  16. Cylance SPEAR Team. (2017, February 9). Shell Crew Variants Continue to Fly Under Big AV’s Radar. Retrieved February 15, 2017.
  17. Ivanov, A. et al.. (2018, May 7). SynAck targeted ransomware uses the Doppelgänging technique. Retrieved May 22, 2018.
  18. Pantazopoulos, N., Henry T. (2018, May 18). Emissary Panda – A potential new malicious tool. Retrieved June 25, 2018.
  19. Anthony, N., Pascual, C.. (2018, November 1). Trickbot Shows Off New Trick: Password Grabber Module. Retrieved November 16, 2018.
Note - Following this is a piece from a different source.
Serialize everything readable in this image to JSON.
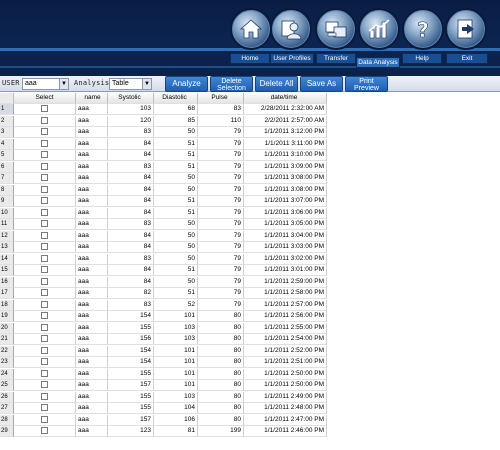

  20. US-CERT. (2018, June 14). MAR-10135536-12 – North Korean Trojan: TYPEFRAME. Retrieved July 13, 2018.
  21. US-CERT. (2017, November 01). Malware Analysis Report (MAR) - 10135536-D. Retrieved July 16, 2018.
  22. Yagi, J. (2014, August 24). Trojan.Volgmer. Retrieved July 16, 2018.
  23. Ebach, L. (2017, June 22). Analysis Results of Zeus.Variant.Panda. Retrieved November 5, 2018.
  24. McAfee® Foundstone® Professional Services and McAfee Labs™. (2011, February 10). Global Energy Cyberattacks: “Night Dragon”. Retrieved February 19, 2018.
  25. Beechey, J. (2010, December). Application Whitelisting: Panacea or Propaganda?. Retrieved November 18, 2014.
  26. Tomonaga, S. (2016, January 26). Windows Commands Abused by Attackers. Retrieved February 2, 2016.
  27. NSA Information Assurance Directorate. (2014, August). Application Whitelisting Using Microsoft AppLocker. Retrieved March 31, 2016.
  28. Corio, C., & Sayana, D. P. (2008, June). Application Lockdown with Software Restriction Policies. Retrieved November 18, 2014.
  29. Microsoft. (2012, June 27). Using Software Restriction Policies and AppLocker Policies. Retrieved April 7, 2016.
  30. Miroshnikov, A. & Hall, J. (2017, April 18). 4657(S): A registry value was modified. Retrieved August 9, 2018.
  31. Russinovich, M. & Sharkey, K. (2016, July 4). RegDelNull v1.11. Retrieved August 10, 2018.